February 2011: President’s Message

A few weeks back, a classmate of my fourth grade son lost his mother after a 6-year battle with breast cancer.  Ever since they met and became friends in first grade, he knew that his friend’s mother was dying, but after 4 years of watching her lead an apparently normal life as an apparently regular mom, there was no reality to the concept of her dying.  Then one day he received a phone call from his classmate saying that his mother died.

Is there anything sadder in this world than one fourth-grader calling another to say my mother died today?  Before the email notifications went out, before the funeral home was called, before the adults were ready to communicate, the children reached out to their friends.  After they hung up from the initial phone call and my son had some time to process and discuss it a little, he called his friend back.  “I am sorry to hear about your mother.  What can I do for you?”

Of course, there was nothing that he could really do except continue to be his friend.  Over the course of the next week, the family held extended Shiva hours at their house.  Throughout this time, adult friends came and went continuously, but the one constant was children.  Children came and stayed.  For hours and hours.  They didn’t cry together, have deep conversations about his mother, or sit around and reminisce.  They just played like children are supposed to.  Inside the house, outside the house, and everything in between including a snowball fight as the blizzard began to move in.  There was plenty of time for the children to cry when their friends left and they were home alone with their father.  But during the day, during the waking hours, during the time for the living, they did not need to be reminded that the best way for them to honor their mother is to continue to live.

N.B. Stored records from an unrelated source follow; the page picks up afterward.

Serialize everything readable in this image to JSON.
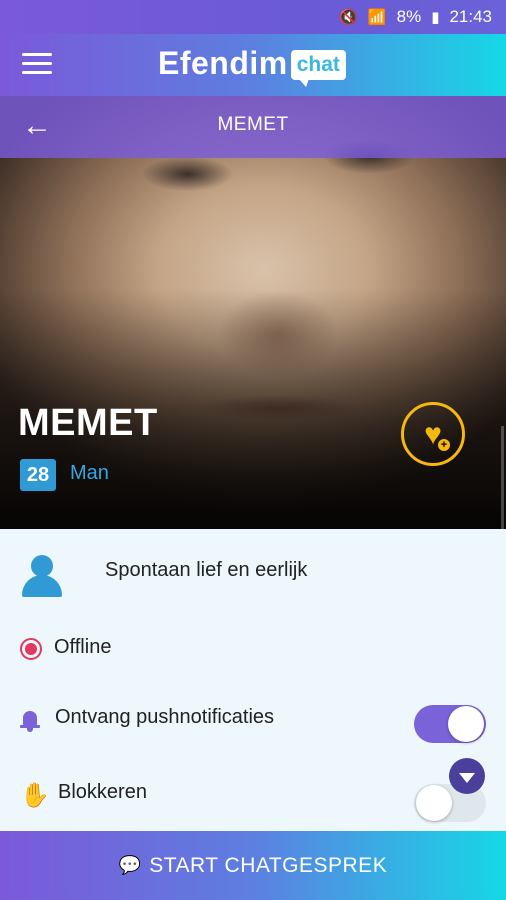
{
  "status_bar": {
    "battery": "8%",
    "time": "21:43",
    "icons": [
      "mute-icon",
      "wifi-icon",
      "signal-icon",
      "battery-icon"
    ]
  },
  "app_bar": {
    "brand_name": "Efendim",
    "brand_chat": "chat",
    "menu_icon": "hamburger-menu-icon"
  },
  "sub_header": {
    "back_icon": "arrow-left-icon",
    "title": "MEMET"
  },
  "profile": {
    "name": "MEMET",
    "age": "28",
    "gender": "Man",
    "favorite_icon": "heart-plus-icon",
    "bio": "Spontaan lief en eerlijk",
    "status": "Offline"
  },
  "settings": {
    "notifications_label": "Ontvang pushnotificaties",
    "notifications_on": true,
    "block_label": "Blokkeren",
    "block_on": false
  },
  "cta": {
    "icon": "chat-bubbles-icon",
    "label": "START CHATGESPREK"
  },
  "colors": {
    "accent_purple": "#7a62d8",
    "accent_cyan": "#16d7e6",
    "badge_blue": "#2f9ad4",
    "favorite_gold": "#f6b70f",
    "offline_red": "#e13a5e"
  }
}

It is often said that we can learn a lot from children, and this is certainly one of those times.  These children showed us the power of presence, the power of the personal connection, and the power of friendship.  And, they did this all on their own.  As adults, we are often uncomfortable visiting a house of Shiva.  I suggest we take a lesson from the children and just go anyways.  And when we go, don’t just stay for minyan.  Stay to talk, to be friendly, and to listen.  You will never know what each individual mourner feels or needs unless you are there to ask and listen to the answer.